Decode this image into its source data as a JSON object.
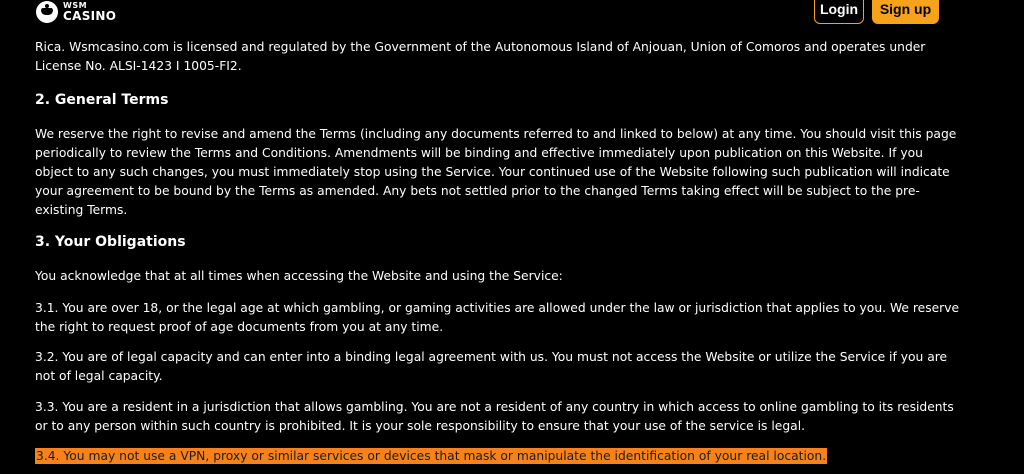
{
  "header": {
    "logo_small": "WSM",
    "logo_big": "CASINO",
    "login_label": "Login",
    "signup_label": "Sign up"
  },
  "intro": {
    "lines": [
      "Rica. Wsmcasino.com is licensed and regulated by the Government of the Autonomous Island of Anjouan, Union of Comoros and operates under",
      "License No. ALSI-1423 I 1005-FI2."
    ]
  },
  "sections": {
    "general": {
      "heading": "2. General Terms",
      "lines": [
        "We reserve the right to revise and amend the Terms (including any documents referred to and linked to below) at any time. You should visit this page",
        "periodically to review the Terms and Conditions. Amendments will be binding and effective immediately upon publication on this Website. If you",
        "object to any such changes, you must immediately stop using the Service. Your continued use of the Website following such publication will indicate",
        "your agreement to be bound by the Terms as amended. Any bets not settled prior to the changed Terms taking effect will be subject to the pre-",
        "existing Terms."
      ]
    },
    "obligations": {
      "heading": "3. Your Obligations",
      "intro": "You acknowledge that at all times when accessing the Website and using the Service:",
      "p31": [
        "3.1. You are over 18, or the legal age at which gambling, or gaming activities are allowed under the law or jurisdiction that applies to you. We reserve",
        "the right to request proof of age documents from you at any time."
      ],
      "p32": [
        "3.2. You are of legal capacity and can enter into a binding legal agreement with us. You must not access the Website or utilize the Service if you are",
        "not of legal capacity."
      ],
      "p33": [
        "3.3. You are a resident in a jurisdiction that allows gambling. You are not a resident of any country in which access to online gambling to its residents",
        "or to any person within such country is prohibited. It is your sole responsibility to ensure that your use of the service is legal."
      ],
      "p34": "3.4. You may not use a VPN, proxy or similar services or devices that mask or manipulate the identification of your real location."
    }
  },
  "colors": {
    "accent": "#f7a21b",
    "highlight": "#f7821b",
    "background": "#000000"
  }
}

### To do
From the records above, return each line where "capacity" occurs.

### Written solution
        "3.2. You are of legal capacity and can enter into a binding legal agreement with us. You must not access the Website or utilize the Service if you are",
        "not of legal capacity."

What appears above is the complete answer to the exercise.